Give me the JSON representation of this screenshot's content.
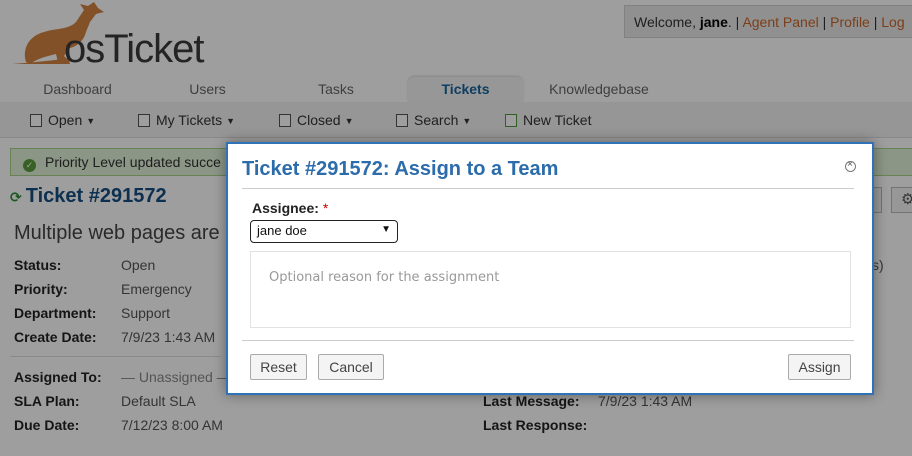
{
  "header": {
    "logo_text": "osTicket",
    "welcome_prefix": "Welcome, ",
    "user_name": "jane",
    "welcome_suffix": ".",
    "links": [
      "Agent Panel",
      "Profile",
      "Log"
    ],
    "separator": " | "
  },
  "nav": {
    "tabs": [
      "Dashboard",
      "Users",
      "Tasks",
      "Tickets",
      "Knowledgebase"
    ],
    "active_tab": "Tickets"
  },
  "subnav": {
    "open": "Open",
    "my_tickets": "My Tickets",
    "closed": "Closed",
    "search": "Search",
    "new_ticket": "New Ticket"
  },
  "alert": {
    "message": "Priority Level updated succe"
  },
  "ticket": {
    "title": "Ticket #291572",
    "subject": "Multiple web pages are",
    "fields": {
      "status_label": "Status:",
      "status_value": "Open",
      "priority_label": "Priority:",
      "priority_value": "Emergency",
      "department_label": "Department:",
      "department_value": "Support",
      "create_label": "Create Date:",
      "create_value": "7/9/23 1:43 AM",
      "assigned_label": "Assigned To:",
      "assigned_value": "— Unassigned —",
      "sla_label": "SLA Plan:",
      "sla_value": "Default SLA",
      "due_label": "Due Date:",
      "due_value": "7/12/23 8:00 AM",
      "last_message_label": "Last Message:",
      "last_message_value": "7/9/23 1:43 AM",
      "last_response_label": "Last Response:",
      "right_fragment": "s)"
    }
  },
  "modal": {
    "title": "Ticket #291572: Assign to a Team",
    "assignee_label": "Assignee:",
    "required_mark": "*",
    "assignee_value": "jane doe",
    "comment_placeholder": "Optional reason for the assignment",
    "reset": "Reset",
    "cancel": "Cancel",
    "assign": "Assign"
  },
  "colors": {
    "brand_orange": "#d2843f",
    "link_orange": "#c7672a",
    "title_blue": "#2c6cab",
    "modal_border": "#3072b8",
    "success_green": "#5c9d3e"
  }
}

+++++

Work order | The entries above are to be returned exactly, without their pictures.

Finished exercise |
Give me the JSON representation of this screenshot's content.
{
  "header": {
    "logo_text": "osTicket",
    "welcome_prefix": "Welcome, ",
    "user_name": "jane",
    "welcome_suffix": ".",
    "links": [
      "Agent Panel",
      "Profile",
      "Log"
    ],
    "separator": " | "
  },
  "nav": {
    "tabs": [
      "Dashboard",
      "Users",
      "Tasks",
      "Tickets",
      "Knowledgebase"
    ],
    "active_tab": "Tickets"
  },
  "subnav": {
    "open": "Open",
    "my_tickets": "My Tickets",
    "closed": "Closed",
    "search": "Search",
    "new_ticket": "New Ticket"
  },
  "alert": {
    "message": "Priority Level updated succe"
  },
  "ticket": {
    "title": "Ticket #291572",
    "subject": "Multiple web pages are",
    "fields": {
      "status_label": "Status:",
      "status_value": "Open",
      "priority_label": "Priority:",
      "priority_value": "Emergency",
      "department_label": "Department:",
      "department_value": "Support",
      "create_label": "Create Date:",
      "create_value": "7/9/23 1:43 AM",
      "assigned_label": "Assigned To:",
      "assigned_value": "— Unassigned —",
      "sla_label": "SLA Plan:",
      "sla_value": "Default SLA",
      "due_label": "Due Date:",
      "due_value": "7/12/23 8:00 AM",
      "last_message_label": "Last Message:",
      "last_message_value": "7/9/23 1:43 AM",
      "last_response_label": "Last Response:",
      "right_fragment": "s)"
    }
  },
  "modal": {
    "title": "Ticket #291572: Assign to a Team",
    "assignee_label": "Assignee:",
    "required_mark": "*",
    "assignee_value": "jane doe",
    "comment_placeholder": "Optional reason for the assignment",
    "reset": "Reset",
    "cancel": "Cancel",
    "assign": "Assign"
  },
  "colors": {
    "brand_orange": "#d2843f",
    "link_orange": "#c7672a",
    "title_blue": "#2c6cab",
    "modal_border": "#3072b8",
    "success_green": "#5c9d3e"
  }
}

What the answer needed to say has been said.